Collection entries
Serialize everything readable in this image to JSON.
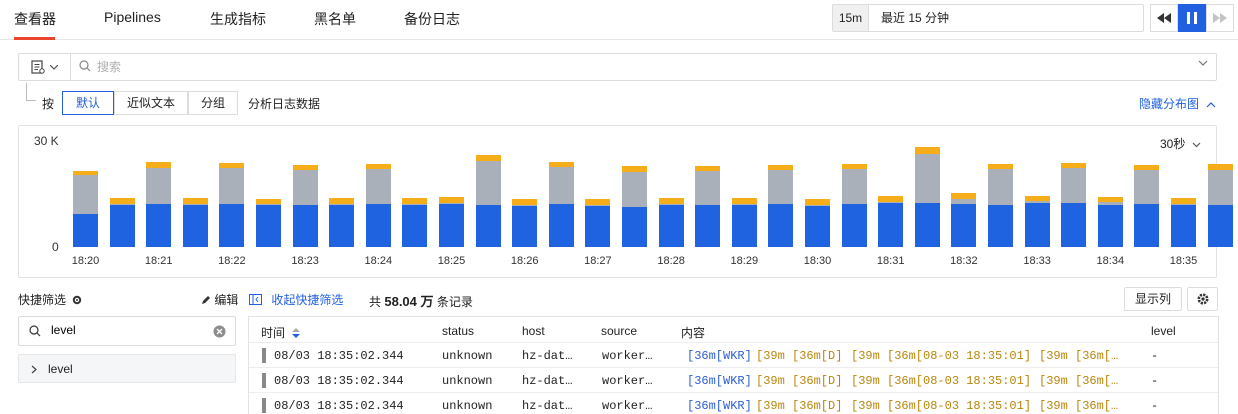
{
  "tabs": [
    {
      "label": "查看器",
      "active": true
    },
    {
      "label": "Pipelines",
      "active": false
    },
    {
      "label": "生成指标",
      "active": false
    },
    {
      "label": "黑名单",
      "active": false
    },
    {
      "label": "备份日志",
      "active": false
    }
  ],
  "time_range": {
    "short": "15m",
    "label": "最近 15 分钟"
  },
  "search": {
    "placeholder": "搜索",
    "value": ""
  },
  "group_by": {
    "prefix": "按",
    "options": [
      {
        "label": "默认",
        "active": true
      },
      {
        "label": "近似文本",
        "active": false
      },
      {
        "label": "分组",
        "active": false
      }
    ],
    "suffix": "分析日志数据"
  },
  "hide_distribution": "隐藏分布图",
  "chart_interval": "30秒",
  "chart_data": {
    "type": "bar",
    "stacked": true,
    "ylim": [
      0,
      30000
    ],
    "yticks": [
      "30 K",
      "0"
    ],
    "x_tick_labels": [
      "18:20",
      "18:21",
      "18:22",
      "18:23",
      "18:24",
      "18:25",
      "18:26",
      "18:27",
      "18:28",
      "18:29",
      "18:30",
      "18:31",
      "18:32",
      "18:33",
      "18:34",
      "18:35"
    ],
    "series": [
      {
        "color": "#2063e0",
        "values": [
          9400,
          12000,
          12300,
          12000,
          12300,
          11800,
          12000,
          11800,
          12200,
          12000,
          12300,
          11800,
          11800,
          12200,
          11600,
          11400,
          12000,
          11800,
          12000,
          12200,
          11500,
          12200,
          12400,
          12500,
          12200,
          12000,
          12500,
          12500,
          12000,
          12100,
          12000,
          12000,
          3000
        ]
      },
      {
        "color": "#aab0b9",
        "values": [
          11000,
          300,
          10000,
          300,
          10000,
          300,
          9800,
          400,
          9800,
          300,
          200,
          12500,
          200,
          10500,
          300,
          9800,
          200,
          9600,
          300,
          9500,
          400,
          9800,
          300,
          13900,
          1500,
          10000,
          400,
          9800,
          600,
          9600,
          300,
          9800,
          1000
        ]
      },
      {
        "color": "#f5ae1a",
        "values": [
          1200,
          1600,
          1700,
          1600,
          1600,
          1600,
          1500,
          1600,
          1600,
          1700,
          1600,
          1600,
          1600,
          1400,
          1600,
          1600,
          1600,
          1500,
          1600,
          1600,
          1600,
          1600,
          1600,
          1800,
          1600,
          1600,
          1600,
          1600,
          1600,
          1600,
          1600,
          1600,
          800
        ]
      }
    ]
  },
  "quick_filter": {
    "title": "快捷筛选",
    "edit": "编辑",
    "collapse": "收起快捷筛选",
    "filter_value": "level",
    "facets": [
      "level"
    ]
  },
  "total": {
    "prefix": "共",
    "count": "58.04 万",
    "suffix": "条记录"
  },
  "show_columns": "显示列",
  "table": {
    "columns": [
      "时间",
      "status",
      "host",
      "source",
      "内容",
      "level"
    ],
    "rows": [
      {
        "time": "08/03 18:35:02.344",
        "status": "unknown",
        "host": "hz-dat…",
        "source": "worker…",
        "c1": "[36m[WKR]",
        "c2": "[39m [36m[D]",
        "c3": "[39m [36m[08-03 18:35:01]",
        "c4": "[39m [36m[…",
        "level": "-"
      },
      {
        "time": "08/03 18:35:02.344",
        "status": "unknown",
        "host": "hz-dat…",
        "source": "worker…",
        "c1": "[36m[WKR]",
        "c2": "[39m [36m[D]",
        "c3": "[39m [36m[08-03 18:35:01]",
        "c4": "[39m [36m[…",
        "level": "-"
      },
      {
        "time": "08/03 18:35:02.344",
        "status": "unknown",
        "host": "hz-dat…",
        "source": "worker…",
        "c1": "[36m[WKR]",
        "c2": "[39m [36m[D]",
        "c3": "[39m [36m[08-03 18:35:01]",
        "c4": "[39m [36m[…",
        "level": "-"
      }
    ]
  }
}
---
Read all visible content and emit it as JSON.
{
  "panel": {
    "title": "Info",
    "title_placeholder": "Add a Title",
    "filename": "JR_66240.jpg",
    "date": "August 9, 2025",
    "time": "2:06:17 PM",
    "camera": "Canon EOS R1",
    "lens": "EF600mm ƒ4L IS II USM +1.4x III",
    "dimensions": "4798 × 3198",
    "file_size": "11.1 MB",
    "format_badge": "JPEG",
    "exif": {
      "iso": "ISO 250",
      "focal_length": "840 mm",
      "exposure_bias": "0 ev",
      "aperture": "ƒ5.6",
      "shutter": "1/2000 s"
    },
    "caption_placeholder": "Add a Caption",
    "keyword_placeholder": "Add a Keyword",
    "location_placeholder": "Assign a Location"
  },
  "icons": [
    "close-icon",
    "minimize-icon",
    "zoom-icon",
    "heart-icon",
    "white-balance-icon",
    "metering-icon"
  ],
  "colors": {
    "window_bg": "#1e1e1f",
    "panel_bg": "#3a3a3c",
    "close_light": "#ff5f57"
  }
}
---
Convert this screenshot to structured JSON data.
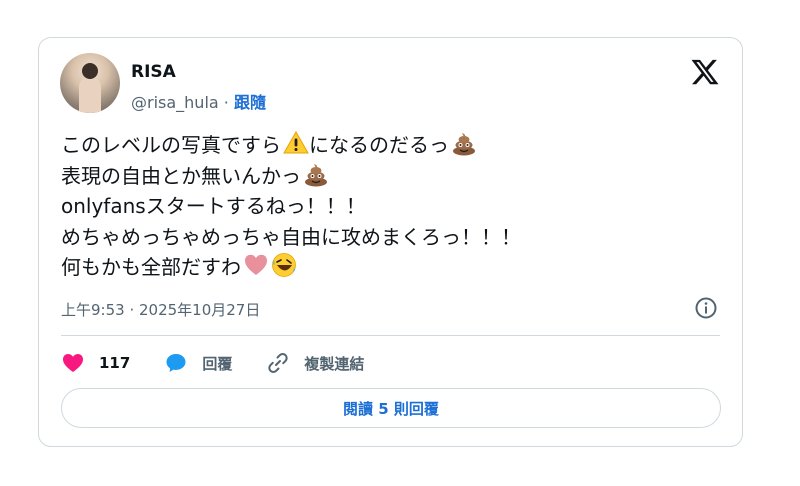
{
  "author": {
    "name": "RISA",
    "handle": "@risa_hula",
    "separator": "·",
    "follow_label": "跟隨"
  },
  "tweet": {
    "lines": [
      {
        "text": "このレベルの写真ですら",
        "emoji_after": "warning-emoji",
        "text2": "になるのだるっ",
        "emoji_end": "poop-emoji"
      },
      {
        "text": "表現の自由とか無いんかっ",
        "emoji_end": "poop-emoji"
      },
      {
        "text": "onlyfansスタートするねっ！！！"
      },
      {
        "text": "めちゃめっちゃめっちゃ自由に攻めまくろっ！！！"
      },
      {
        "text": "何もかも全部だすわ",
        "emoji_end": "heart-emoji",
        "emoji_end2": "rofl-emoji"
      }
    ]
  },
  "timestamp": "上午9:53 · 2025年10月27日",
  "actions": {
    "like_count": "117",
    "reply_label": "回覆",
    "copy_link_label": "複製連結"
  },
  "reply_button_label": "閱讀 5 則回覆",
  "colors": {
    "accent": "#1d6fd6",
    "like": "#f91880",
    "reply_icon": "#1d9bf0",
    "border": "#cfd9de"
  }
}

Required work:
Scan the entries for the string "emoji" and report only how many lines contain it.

Answer to the exercise:
5